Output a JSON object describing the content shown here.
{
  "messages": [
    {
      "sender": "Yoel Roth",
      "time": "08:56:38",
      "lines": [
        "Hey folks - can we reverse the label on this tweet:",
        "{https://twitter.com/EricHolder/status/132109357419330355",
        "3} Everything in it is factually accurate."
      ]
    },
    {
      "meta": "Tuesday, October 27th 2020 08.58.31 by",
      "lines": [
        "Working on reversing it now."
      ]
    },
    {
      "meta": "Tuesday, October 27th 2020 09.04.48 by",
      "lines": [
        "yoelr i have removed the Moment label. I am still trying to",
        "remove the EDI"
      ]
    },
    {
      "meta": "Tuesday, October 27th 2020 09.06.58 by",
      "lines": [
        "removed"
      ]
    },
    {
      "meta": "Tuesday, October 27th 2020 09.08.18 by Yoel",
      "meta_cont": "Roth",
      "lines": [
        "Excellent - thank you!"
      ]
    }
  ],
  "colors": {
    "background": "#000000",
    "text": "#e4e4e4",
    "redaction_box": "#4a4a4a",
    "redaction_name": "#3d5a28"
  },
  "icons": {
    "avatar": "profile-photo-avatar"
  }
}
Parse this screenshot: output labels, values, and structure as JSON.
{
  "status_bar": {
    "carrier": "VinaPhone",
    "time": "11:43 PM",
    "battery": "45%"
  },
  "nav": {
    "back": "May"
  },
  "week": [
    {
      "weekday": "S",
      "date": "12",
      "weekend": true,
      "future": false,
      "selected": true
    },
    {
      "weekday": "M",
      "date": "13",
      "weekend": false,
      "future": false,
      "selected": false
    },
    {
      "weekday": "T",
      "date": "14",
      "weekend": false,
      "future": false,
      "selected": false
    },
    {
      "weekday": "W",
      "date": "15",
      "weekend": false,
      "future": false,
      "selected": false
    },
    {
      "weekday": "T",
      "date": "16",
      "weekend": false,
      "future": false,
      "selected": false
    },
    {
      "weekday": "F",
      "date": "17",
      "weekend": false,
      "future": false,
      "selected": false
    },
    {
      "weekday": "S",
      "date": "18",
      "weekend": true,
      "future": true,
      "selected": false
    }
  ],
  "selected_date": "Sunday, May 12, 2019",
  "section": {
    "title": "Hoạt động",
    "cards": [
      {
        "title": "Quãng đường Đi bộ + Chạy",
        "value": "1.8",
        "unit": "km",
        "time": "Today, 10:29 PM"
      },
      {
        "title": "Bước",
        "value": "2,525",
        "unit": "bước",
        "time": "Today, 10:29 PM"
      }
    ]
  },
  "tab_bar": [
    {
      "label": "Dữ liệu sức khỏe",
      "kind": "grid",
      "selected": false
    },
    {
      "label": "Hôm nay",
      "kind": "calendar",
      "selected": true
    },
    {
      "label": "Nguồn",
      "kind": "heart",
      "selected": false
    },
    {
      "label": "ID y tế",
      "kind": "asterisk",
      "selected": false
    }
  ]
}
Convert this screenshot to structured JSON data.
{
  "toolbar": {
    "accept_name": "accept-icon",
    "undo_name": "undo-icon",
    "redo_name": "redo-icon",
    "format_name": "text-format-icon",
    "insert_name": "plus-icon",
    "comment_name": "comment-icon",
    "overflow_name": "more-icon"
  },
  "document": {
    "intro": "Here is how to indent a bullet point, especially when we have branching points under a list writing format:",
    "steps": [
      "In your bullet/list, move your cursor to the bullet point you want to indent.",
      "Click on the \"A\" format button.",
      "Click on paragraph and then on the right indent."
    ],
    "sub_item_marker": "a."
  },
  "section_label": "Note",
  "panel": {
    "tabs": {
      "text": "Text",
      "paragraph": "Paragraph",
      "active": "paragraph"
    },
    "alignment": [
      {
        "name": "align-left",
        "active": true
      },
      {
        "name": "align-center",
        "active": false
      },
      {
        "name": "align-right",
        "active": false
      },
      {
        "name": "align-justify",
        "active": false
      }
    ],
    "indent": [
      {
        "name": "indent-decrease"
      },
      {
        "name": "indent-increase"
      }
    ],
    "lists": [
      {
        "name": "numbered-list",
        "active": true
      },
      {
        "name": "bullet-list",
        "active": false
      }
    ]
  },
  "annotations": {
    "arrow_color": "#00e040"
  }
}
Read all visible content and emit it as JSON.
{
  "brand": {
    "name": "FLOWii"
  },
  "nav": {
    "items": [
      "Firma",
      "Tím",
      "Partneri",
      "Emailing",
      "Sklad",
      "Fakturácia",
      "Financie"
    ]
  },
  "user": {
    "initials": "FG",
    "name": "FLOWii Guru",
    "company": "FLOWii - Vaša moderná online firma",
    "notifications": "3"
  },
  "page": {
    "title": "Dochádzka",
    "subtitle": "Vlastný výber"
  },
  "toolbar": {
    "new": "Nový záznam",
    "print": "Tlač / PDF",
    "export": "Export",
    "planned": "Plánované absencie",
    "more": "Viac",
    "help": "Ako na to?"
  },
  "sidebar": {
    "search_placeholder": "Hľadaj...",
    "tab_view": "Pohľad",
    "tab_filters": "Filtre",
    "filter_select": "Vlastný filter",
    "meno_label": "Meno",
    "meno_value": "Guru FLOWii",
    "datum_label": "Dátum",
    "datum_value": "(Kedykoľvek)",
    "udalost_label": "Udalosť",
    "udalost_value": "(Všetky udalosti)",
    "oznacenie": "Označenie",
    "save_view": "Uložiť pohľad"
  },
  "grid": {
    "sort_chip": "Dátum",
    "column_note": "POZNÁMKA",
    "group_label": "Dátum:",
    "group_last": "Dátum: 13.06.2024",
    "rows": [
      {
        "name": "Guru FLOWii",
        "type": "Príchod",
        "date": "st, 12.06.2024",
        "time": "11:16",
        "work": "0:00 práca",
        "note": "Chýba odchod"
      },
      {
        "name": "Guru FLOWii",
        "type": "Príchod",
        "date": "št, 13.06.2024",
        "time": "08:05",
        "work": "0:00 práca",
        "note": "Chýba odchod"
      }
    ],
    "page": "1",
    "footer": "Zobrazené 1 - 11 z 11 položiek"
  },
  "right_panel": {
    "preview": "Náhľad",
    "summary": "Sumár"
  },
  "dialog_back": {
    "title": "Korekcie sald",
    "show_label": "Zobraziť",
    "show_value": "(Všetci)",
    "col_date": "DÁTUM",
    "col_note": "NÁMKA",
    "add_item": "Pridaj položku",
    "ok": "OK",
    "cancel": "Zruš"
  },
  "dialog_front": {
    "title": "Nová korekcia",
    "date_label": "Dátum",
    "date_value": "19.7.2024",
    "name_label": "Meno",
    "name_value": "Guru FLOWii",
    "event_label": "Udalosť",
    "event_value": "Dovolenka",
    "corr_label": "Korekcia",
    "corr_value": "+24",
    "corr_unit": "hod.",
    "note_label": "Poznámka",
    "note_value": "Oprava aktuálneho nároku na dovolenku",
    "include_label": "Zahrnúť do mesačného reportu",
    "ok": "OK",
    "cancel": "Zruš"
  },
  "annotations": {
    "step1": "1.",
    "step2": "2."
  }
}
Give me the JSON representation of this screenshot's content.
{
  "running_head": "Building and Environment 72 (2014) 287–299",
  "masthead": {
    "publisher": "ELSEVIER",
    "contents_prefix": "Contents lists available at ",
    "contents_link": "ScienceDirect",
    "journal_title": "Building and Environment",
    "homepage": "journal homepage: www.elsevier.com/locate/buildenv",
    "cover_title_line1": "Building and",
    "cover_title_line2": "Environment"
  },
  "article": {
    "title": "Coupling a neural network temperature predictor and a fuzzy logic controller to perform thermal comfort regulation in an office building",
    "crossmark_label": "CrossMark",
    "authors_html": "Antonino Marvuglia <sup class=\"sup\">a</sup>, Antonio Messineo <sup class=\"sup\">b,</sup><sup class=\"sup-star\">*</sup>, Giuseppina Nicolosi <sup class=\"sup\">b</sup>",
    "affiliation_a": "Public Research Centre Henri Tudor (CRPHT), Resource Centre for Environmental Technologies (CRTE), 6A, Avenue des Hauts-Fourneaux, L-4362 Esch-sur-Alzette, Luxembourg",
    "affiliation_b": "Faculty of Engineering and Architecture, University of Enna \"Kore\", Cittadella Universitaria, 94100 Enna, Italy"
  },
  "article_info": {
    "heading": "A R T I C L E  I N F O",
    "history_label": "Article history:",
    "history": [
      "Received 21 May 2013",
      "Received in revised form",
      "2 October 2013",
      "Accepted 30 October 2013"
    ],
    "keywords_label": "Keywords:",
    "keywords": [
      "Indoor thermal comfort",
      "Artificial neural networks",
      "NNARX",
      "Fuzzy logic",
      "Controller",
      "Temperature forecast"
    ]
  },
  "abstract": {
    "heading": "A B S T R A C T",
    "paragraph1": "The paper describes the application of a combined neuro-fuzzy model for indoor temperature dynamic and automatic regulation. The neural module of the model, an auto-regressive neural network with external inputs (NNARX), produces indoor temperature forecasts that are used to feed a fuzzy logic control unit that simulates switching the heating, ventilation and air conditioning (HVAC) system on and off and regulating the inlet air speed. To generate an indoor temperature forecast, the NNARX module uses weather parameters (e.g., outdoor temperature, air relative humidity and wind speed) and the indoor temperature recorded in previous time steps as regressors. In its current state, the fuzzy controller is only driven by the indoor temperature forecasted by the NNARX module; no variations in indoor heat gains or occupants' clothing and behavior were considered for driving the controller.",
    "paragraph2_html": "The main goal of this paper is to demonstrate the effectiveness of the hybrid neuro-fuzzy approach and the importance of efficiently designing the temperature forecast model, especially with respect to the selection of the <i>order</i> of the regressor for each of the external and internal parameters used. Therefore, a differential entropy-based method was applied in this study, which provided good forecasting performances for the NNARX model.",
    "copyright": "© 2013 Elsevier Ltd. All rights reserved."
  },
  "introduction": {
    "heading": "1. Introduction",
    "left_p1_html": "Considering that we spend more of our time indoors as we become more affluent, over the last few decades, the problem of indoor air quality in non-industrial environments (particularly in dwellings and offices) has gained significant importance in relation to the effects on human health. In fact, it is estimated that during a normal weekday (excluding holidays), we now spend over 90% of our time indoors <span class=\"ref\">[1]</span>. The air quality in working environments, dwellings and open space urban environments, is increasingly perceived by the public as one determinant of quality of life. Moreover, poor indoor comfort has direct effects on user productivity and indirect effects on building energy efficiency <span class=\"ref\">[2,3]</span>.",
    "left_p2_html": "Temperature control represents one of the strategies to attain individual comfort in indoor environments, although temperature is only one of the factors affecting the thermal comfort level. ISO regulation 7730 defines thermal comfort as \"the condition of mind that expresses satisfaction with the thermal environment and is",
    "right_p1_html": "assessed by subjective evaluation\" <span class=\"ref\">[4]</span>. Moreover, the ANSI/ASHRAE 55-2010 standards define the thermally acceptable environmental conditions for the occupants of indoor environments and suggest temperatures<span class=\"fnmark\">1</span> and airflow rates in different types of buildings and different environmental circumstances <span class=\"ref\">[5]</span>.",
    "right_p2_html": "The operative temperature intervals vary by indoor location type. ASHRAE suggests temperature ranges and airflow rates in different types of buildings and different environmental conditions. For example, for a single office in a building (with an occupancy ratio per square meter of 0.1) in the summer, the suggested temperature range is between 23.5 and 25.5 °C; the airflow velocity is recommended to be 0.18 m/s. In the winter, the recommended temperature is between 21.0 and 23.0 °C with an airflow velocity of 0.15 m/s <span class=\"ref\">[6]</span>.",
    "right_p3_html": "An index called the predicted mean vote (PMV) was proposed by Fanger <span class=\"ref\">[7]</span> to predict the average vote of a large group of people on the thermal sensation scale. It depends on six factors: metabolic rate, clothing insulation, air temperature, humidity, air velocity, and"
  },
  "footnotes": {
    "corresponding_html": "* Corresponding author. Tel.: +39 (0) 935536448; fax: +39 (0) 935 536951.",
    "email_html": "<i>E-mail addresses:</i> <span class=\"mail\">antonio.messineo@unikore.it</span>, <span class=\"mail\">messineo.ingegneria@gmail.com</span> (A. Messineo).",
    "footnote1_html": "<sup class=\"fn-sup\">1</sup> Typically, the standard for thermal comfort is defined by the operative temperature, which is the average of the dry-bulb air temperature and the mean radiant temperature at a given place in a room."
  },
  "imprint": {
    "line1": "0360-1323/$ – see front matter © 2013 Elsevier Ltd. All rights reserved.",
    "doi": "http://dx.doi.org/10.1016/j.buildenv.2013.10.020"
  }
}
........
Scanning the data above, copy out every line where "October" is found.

      "meta": "Tuesday, October 27th 2020 08.58.31 by",
      "meta": "Tuesday, October 27th 2020 09.04.48 by",
      "meta": "Tuesday, October 27th 2020 09.06.58 by",
      "meta": "Tuesday, October 27th 2020 09.08.18 by Yoel",
      "2 October 2013",
      "Accepted 30 October 2013"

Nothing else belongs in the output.